WHAT NEEDS TO BE DONE | Go through the data line by line. Copy each one holding the string "hint".

=-=-=-=-=

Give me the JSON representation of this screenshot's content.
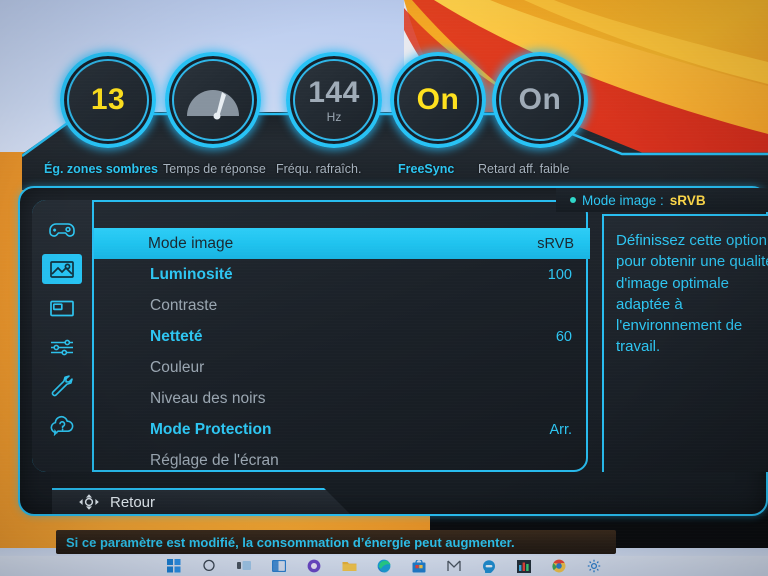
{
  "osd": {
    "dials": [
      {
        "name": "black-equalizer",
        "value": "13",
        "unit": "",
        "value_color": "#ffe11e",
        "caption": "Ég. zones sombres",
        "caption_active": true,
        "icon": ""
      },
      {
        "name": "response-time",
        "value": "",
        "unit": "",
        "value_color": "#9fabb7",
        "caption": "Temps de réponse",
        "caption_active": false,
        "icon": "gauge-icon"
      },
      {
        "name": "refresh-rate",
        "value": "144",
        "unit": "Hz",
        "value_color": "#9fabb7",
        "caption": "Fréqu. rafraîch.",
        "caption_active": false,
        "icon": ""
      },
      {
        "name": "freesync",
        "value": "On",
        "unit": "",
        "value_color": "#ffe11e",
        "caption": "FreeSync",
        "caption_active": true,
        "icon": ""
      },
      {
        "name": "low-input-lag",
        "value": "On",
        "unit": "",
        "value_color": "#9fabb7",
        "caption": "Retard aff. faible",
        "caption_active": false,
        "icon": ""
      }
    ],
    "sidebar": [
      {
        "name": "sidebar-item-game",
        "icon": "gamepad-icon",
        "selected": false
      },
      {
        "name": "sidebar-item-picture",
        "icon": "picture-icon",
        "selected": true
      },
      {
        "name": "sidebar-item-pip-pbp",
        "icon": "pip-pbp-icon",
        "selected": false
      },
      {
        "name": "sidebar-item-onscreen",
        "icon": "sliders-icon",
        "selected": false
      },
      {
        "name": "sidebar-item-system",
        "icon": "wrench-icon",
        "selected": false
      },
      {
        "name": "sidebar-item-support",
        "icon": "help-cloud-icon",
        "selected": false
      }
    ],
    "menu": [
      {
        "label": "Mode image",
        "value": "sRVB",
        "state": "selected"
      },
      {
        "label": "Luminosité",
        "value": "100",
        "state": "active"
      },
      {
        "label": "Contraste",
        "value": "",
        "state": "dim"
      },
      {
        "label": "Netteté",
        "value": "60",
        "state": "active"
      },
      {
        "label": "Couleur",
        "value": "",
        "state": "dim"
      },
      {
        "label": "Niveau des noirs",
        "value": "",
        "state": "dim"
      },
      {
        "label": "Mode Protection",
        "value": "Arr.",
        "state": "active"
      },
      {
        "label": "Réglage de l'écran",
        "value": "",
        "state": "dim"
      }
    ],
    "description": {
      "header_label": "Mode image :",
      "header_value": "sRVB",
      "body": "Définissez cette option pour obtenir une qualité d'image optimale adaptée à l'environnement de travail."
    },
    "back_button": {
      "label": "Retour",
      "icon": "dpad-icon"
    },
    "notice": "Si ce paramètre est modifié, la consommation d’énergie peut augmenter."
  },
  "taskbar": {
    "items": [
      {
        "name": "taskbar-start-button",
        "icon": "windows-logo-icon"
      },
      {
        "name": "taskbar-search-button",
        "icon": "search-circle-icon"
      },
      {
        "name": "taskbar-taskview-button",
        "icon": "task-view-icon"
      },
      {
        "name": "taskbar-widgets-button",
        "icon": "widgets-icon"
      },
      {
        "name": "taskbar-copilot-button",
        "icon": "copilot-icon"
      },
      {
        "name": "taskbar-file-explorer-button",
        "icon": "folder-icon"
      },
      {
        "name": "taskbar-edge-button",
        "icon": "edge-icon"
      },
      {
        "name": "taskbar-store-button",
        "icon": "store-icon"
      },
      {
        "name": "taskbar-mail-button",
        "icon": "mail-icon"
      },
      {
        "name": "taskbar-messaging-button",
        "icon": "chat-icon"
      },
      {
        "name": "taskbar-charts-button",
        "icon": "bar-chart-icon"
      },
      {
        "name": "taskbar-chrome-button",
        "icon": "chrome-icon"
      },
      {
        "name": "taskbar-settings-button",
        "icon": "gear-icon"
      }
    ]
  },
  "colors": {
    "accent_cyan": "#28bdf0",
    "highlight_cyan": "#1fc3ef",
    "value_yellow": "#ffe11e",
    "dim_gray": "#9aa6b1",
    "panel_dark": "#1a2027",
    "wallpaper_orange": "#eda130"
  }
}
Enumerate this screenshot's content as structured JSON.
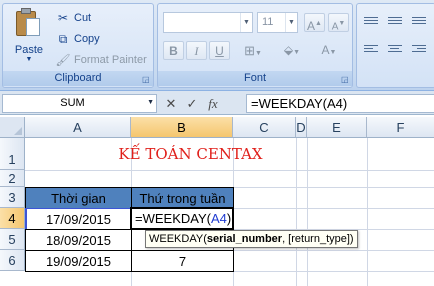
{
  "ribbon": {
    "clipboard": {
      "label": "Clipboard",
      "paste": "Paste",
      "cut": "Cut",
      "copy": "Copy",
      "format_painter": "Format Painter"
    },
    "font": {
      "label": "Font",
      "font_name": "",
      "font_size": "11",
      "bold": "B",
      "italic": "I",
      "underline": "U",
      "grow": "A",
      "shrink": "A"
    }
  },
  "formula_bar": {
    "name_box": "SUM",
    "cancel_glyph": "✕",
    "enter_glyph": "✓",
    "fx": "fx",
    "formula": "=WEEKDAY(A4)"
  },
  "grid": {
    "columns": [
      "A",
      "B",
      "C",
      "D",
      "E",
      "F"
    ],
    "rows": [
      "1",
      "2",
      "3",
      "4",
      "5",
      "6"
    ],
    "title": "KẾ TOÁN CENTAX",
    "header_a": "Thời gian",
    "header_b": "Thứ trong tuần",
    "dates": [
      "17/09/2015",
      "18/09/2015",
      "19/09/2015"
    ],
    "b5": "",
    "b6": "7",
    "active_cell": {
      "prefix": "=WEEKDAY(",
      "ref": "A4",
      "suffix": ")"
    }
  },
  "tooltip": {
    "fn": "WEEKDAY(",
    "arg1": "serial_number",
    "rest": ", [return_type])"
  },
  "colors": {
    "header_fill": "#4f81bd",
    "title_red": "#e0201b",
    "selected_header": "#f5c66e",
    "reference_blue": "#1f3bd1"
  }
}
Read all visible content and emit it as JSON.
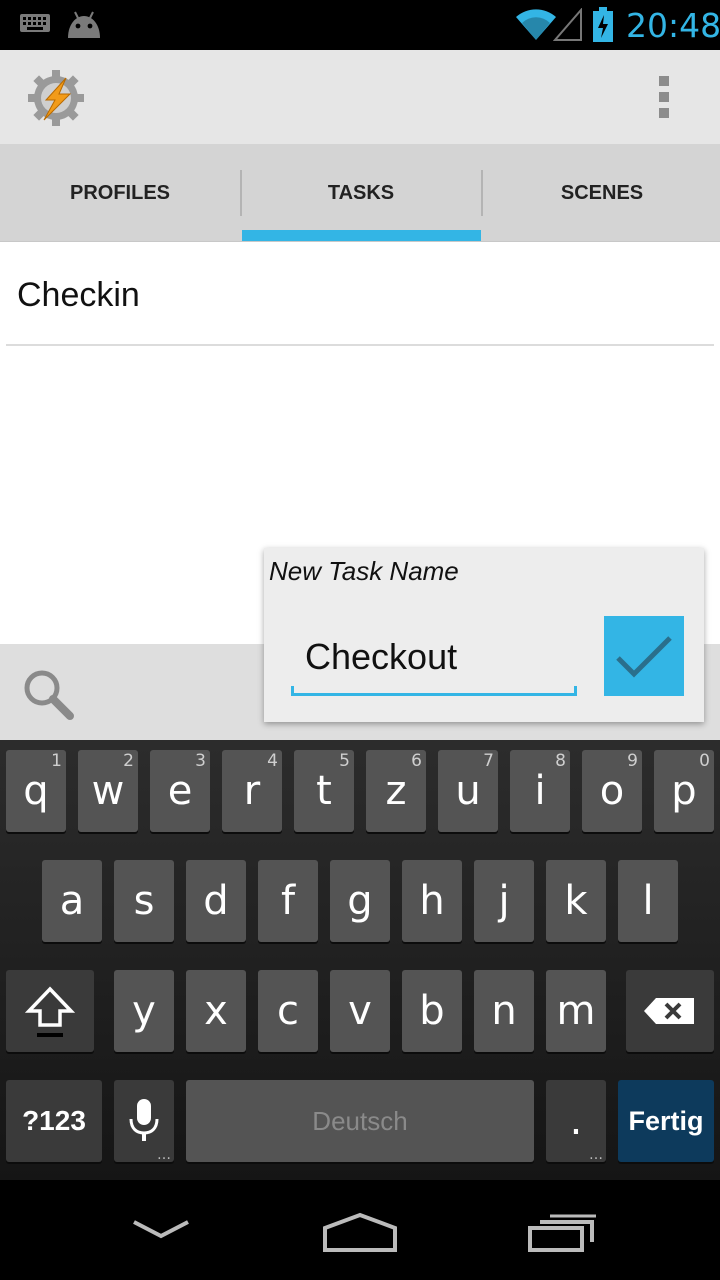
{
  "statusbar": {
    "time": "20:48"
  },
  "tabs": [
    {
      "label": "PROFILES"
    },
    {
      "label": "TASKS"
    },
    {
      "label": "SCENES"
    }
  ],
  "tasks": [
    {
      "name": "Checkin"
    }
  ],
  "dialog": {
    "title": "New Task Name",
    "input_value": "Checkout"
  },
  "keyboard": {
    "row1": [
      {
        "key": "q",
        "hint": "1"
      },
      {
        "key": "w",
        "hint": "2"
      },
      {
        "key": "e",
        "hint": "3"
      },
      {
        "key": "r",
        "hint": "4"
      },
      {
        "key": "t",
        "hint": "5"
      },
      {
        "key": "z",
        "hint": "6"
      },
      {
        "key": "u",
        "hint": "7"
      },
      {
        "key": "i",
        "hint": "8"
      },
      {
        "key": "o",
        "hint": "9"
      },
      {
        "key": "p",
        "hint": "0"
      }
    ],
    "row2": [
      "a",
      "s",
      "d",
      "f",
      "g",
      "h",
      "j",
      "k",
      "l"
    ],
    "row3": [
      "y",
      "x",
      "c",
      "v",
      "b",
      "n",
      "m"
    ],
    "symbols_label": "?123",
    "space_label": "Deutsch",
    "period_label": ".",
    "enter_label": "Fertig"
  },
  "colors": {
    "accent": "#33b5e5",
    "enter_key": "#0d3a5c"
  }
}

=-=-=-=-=

EXPECTED OUTPUT |
        "hint": "1"
        "hint": "2"
        "hint": "3"
        "hint": "4"
        "hint": "5"
        "hint": "6"
        "hint": "7"
        "hint": "8"
        "hint": "9"
        "hint": "0"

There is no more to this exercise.